Janet Spellman was one of the nurses to sit for the original pencil-and-paper CEN exam in July 1980. Board certification for nurses was just becoming real. While she was one of the first nurses to achieve the CEN certification, she also became an Item Writer for the exam. Janet always wanted to be a nurse but didn’t know any nurses she could look up to. She started her career with no real plan.
Around the time the CEN was being developed, Janet worked in a teaching hospital. Here, she had to deal with a variety of different circumstances and realized the vast amount of knowledge spanned across different departments. When there was an opportunity to take a course and learn something new, Janet took it. When ENA announced it had a review course to study for the CEN, she began preparing to take the exam herself.

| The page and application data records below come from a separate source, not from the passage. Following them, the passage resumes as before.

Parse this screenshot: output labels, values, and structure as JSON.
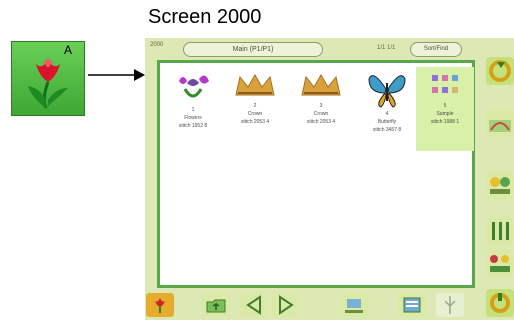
{
  "caption": "Screen 2000",
  "callout": {
    "letter": "A",
    "icon": "tulip-icon"
  },
  "screen": {
    "header": {
      "code": "2000",
      "title": "Main (P1/P1)",
      "page_info": "1/1 1/1",
      "sort_button": "Sort/Find"
    },
    "items": [
      {
        "number": "1",
        "name": "Flowers",
        "stitch": "stitch 1952 8"
      },
      {
        "number": "2",
        "name": "Crown",
        "stitch": "stitch 2053 4"
      },
      {
        "number": "3",
        "name": "Crown",
        "stitch": "stitch 2053 4"
      },
      {
        "number": "4",
        "name": "Butterfly",
        "stitch": "stitch 3457 8"
      },
      {
        "number": "5",
        "name": "Sample",
        "stitch": "stitch 1988 1"
      }
    ],
    "bottom_buttons": [
      "tulip-icon",
      "up-folder-icon",
      "prev-page-icon",
      "next-page-icon",
      "move-icon",
      "menu-icon",
      "tree-icon"
    ],
    "side_buttons": [
      "refresh-icon",
      "design-info-icon",
      "embroidery-icon",
      "thread-icon",
      "palette-icon",
      "settings-icon"
    ],
    "colors": {
      "background": "#dde9b4",
      "content_border": "#58a84a",
      "selected": "#d9f0a8"
    }
  }
}
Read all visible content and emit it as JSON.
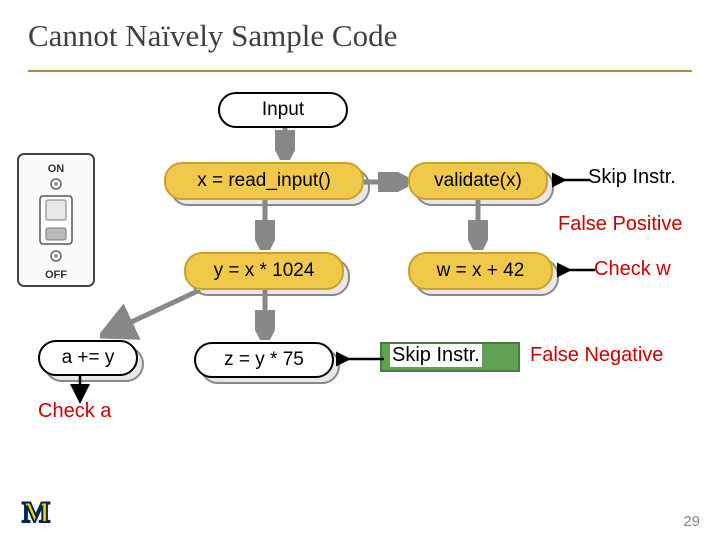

Her initial motivation for getting certified was to showcase the knowledge she had in the ED and to continue educating herself even further.
After 40 years, she maintains her CEN for one simple reason: “emergency nursing is a fast-paced, ever-changing profession that requires you to learn and grow with it to remain successful.”
There have been countless times that Janet has used her credentials to prove herself in the field, whether it was working with other nurses, physicians, EMTs, or even patients… the list goes on and on. “Nursing continues to be an underappreciated profession,” says Janet, “maintaining certification proves to others that you are as prepared for your job as possible.”
She found that certified nurses drastically enhance patient experiences and outcomes. Being certified and getting other nurses certified not only boosted her reputation, but also elevated the hospital she was working at.
Even though her whole career was not spent in the ED, she continued to maintain her CEN. She took every opportunity that was given to her, which led her to EMT-Paramedic and work with Emergency Preparedness and Disaster Relief, among many Allied Health Professionals. Janet believed that she should take risks, knowing if she kept up the credentials she needed, emergency nursing would always be there to welcome her home. Janet had a long career full of many unique experiences and opportunities. She retired last year after receiving a donor kidney transplant.
Her advice to new nurses: “Everyone has the same opportunities. Are you taking advantage of them?” She also advises everyone to educate themselves beyond their degree.
“Experience is the best teacher,” she says, “the field is always changing – make sure you’re growing with it.”